Most taxpayers think of their taxes once a year when they file. They assume that gathering all of the information their financial professional, or accountant, needs is the extent of the “planning” they need to do. After all, once the “accounting” is complete, taxpayers will either receive a refund or make a payment to the government if they owe money. Isn’t it just that cut and dry?
In a word: no.
Truly proactive tax planning is so much more than just the tax preparation done by your accountant during filing season. At Wood Smith advisors, our goal is to help our clients with proactive tax planning to help them better manage their taxes with current tax laws. Let’s walk through what, exactly, proactive tax planning entails and how it can positively impact your finances.
Planning ahead to ensure a tax-efficient financial strategy starts early in the year and carries on from January to December. Early in the year, your tax planner’s job is to look at tax laws, any impending changes, and to review your recently prepared tax return as well as any forecasted tax activity for the year. A second review in the fourth quarter will enable taxpayers to make final adjustments. When your financial strategy considers current tax law, you’re able to create uniquely timed financial decisions that minimize your tax liability and avoid penalties. In order to take advantage of many options, action must be taken by December 31.
There are a number of financial decisions and activities that can be planned around tax law to impact your taxable income. Several decisions that could be impacted by your unique tax position and current tax laws are:
Unfortunately, many taxpayers view their annual tax refund as a kind of annual bonus. They count on those funds to fund financial goals, or to help offset the costs of major purchases. While it can be nice to receive a lump sum of cash once a year, it is often more beneficial for investors to have that money in the form of income throughout the year. This can be accomplished by adjusting your withholdings based on this year’s return.
The truth is, when you get a large tax refund each year, the government is “holding” that overpayment for you. You aren’t earning interest on that money as you would be at a bank or in your investment portfolio, and it could be used toward your financial goals in an ongoing capacity.
In fact, even if it feels uncomfortable at first, your goal should be to owe a small amount of money each year when you file. This ensures that you have all of the money you’ve earned for you toward your unique goals all year long. Beware that owing too much money may result in penalties for underpayment.
Working with a tax professional and a financial planner can help you to ensure that you’re withholding the right amount so that you don’t owe too much. If you do receive a small refund when you file, it can be prudent to apply those funds to next year’s tax liability. This can allow you to reduce your withholding throughout the year, and avoid owing a significant amount in the future.
Although many tax professionals and financial planners start the tax planning process at the beginning of the year, it’s never too late to begin. Reach out to a financial advisor or tax professional to start proactive tax planning today.

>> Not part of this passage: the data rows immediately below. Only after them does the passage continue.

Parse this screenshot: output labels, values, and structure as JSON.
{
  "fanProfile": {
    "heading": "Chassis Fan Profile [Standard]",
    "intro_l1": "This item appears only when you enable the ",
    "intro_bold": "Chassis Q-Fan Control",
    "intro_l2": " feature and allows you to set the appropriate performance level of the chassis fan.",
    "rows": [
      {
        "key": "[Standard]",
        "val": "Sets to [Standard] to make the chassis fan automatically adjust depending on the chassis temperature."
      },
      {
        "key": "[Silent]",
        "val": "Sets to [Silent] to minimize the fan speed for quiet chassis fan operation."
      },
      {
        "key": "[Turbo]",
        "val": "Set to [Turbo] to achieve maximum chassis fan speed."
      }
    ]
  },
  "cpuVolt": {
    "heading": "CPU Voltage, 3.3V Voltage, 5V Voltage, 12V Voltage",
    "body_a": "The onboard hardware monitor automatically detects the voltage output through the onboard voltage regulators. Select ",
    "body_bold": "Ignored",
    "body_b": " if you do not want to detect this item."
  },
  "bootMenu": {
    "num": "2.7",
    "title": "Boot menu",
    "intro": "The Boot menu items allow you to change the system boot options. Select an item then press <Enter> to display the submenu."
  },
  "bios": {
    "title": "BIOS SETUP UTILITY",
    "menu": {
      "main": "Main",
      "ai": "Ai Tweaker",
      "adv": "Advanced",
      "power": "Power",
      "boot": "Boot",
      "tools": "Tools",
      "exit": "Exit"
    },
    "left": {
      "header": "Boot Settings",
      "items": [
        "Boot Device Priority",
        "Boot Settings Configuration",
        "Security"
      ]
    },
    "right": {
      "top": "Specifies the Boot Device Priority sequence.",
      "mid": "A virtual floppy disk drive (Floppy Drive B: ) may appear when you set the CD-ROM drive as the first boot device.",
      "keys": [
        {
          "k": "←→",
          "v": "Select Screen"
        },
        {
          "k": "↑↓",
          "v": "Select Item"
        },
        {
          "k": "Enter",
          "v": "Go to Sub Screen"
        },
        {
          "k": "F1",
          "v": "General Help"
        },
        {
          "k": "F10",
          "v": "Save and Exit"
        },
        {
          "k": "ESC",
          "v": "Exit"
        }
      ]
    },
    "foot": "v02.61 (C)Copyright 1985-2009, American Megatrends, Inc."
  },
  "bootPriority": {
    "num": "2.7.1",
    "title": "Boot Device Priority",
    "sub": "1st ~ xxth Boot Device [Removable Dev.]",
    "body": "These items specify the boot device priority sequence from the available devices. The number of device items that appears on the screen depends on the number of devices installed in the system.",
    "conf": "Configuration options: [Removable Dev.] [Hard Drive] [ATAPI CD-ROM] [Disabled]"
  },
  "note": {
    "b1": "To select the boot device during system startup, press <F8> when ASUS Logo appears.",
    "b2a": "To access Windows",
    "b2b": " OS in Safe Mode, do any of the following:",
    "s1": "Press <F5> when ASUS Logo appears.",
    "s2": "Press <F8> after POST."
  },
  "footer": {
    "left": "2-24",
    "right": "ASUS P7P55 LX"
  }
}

Wood Smith Advisors, a woman-owned Registered Investment Advisor (RIA), is a fee-only financial services firm that partners with its clients to simplify their financial lives. We focus on women, entrepreneurs, and individuals with complex financial situations, providing objective and competent advice, education and services to help them develop and build their businesses and reach their financial goals. We can be reached by clicking here.
"Finance Made Simple" blog posts are intended for educational purposes and not for specific advice. Each person’s situation is different. Consult your financial advisor for advice relating to topics discussed.